■ Problem description
Return, from the lines below, each one that includes the word "Memory".

──────

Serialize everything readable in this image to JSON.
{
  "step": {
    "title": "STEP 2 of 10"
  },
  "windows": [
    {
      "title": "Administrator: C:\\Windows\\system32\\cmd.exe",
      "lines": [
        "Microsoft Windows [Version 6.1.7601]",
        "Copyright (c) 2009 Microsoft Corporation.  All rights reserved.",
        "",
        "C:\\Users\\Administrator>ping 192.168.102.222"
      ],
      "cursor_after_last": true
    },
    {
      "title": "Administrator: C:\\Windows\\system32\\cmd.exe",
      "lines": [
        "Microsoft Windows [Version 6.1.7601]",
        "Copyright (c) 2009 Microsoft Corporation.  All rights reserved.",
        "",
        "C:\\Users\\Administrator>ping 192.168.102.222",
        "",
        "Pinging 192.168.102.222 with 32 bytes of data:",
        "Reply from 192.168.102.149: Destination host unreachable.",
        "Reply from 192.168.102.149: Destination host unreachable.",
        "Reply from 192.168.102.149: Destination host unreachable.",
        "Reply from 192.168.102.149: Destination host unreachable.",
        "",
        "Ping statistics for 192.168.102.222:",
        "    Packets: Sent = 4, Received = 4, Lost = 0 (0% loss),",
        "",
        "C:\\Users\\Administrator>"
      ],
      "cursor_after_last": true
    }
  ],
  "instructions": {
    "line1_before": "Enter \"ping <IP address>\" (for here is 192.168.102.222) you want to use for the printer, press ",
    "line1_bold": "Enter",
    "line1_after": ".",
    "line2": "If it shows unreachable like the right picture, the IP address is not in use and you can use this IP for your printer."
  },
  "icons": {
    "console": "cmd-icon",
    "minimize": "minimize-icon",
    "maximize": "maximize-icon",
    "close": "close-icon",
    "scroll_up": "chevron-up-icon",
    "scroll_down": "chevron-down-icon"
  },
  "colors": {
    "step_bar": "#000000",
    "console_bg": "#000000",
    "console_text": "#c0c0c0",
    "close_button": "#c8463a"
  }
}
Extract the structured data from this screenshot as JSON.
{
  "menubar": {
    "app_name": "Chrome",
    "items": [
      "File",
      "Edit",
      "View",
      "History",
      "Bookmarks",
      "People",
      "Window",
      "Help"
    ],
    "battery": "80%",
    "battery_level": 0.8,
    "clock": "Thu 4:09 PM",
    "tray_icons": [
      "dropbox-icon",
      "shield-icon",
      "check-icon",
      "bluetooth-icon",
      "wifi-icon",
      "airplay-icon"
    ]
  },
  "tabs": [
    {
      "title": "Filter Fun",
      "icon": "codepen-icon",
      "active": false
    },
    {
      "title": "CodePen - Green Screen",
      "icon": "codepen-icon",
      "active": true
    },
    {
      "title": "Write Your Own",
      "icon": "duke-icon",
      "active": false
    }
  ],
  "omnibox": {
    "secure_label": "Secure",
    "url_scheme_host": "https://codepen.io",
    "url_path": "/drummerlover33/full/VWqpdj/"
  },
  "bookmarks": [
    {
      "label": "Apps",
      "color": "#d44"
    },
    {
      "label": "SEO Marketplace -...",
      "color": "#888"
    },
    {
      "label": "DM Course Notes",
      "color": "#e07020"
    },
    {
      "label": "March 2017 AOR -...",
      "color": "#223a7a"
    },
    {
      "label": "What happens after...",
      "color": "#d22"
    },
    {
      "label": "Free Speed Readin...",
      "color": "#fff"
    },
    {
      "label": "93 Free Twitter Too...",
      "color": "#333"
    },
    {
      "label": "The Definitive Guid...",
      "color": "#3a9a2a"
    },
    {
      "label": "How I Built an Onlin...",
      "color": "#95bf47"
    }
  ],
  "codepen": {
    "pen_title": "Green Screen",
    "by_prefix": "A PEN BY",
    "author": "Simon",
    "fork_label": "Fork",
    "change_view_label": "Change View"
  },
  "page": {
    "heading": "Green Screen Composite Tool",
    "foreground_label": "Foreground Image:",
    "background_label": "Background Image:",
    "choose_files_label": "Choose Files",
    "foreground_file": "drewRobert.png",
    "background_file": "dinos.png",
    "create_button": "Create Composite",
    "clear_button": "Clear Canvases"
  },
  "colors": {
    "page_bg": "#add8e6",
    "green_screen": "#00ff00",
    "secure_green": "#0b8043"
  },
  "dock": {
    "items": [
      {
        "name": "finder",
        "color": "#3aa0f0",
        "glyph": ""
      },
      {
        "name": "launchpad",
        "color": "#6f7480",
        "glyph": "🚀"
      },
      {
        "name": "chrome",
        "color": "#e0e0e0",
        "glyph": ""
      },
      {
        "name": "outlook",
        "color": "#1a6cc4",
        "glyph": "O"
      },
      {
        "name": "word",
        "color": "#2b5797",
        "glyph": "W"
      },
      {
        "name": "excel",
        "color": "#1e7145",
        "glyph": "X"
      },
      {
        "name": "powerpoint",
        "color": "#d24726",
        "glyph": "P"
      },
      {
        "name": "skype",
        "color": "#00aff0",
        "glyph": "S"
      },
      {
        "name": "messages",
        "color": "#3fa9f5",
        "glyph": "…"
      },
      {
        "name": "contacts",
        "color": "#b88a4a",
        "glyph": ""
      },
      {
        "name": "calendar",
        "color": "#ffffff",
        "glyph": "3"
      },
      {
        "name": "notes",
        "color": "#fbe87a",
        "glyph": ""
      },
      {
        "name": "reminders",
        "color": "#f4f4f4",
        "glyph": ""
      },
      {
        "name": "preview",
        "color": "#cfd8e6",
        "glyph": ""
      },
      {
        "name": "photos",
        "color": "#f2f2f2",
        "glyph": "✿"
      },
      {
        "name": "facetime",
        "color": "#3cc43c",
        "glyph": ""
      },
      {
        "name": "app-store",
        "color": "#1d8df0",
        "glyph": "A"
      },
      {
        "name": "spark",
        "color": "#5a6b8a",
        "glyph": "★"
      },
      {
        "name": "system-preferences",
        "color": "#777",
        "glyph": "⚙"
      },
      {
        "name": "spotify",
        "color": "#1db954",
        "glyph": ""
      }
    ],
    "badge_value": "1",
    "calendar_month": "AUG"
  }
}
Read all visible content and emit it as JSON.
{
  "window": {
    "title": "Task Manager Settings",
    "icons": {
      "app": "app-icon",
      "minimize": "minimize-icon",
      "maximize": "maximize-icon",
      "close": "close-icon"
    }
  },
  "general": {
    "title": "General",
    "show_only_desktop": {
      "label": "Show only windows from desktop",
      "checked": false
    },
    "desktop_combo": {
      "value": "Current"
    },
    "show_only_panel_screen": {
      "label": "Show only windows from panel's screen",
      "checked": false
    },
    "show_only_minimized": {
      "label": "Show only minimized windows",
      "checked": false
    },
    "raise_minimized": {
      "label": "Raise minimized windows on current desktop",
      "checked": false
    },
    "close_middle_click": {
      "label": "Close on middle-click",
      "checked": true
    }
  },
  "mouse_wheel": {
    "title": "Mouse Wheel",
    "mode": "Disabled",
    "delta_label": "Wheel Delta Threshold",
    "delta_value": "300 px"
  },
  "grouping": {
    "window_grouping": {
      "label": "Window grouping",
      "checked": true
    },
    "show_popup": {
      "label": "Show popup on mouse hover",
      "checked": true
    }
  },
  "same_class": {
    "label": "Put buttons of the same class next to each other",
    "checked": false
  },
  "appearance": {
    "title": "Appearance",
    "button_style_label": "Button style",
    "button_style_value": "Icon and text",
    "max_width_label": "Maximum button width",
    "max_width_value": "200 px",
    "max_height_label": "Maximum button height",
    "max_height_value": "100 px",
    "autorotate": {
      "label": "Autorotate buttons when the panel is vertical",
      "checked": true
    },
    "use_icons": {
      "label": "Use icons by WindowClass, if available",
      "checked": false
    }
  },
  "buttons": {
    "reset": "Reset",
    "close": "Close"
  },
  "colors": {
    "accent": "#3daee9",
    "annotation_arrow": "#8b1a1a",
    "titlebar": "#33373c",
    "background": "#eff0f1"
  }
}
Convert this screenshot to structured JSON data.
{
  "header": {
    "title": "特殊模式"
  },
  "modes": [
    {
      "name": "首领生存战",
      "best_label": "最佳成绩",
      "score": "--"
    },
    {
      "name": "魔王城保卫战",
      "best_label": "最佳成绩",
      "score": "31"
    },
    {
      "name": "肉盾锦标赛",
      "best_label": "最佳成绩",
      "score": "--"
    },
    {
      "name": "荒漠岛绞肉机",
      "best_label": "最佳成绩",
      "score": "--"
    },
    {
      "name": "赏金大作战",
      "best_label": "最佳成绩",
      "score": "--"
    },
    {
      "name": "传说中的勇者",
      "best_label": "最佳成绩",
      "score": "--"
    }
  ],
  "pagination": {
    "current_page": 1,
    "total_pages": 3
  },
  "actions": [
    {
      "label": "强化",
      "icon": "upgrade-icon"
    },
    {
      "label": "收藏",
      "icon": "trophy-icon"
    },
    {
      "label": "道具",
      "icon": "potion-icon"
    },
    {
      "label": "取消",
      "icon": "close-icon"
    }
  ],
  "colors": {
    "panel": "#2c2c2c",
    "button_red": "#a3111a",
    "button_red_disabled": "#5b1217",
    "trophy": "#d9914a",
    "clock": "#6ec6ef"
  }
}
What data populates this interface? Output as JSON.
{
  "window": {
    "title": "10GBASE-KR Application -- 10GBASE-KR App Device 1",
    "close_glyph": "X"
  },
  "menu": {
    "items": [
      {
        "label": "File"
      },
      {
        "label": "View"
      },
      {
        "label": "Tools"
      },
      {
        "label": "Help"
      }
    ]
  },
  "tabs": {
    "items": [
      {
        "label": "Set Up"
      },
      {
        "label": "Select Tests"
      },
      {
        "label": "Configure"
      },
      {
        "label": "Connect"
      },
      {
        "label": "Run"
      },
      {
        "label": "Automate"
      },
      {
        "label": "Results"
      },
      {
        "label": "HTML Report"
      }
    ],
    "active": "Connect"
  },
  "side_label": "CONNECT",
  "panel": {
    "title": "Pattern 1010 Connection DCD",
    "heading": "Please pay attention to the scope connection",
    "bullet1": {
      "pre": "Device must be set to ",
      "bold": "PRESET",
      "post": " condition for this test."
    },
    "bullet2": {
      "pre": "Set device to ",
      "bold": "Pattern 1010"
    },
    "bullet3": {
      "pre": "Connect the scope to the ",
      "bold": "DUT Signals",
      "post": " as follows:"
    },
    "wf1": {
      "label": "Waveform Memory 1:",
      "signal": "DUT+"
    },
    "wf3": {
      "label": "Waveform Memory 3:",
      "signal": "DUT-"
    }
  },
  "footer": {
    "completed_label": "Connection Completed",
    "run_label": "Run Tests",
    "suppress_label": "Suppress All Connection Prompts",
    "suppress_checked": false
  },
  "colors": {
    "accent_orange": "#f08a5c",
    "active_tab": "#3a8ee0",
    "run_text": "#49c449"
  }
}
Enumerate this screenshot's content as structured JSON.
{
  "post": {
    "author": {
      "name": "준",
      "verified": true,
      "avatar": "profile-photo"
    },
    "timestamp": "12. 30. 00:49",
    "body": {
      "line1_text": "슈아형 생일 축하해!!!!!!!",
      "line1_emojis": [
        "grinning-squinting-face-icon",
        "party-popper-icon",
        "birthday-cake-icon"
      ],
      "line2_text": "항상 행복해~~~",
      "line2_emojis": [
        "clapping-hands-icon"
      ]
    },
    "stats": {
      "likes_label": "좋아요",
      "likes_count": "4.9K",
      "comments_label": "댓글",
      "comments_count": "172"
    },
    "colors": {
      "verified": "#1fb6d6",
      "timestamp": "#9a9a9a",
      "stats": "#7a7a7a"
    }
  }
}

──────

■ Solution for this exercise
      "label": "Waveform Memory 1:",
      "label": "Waveform Memory 3:",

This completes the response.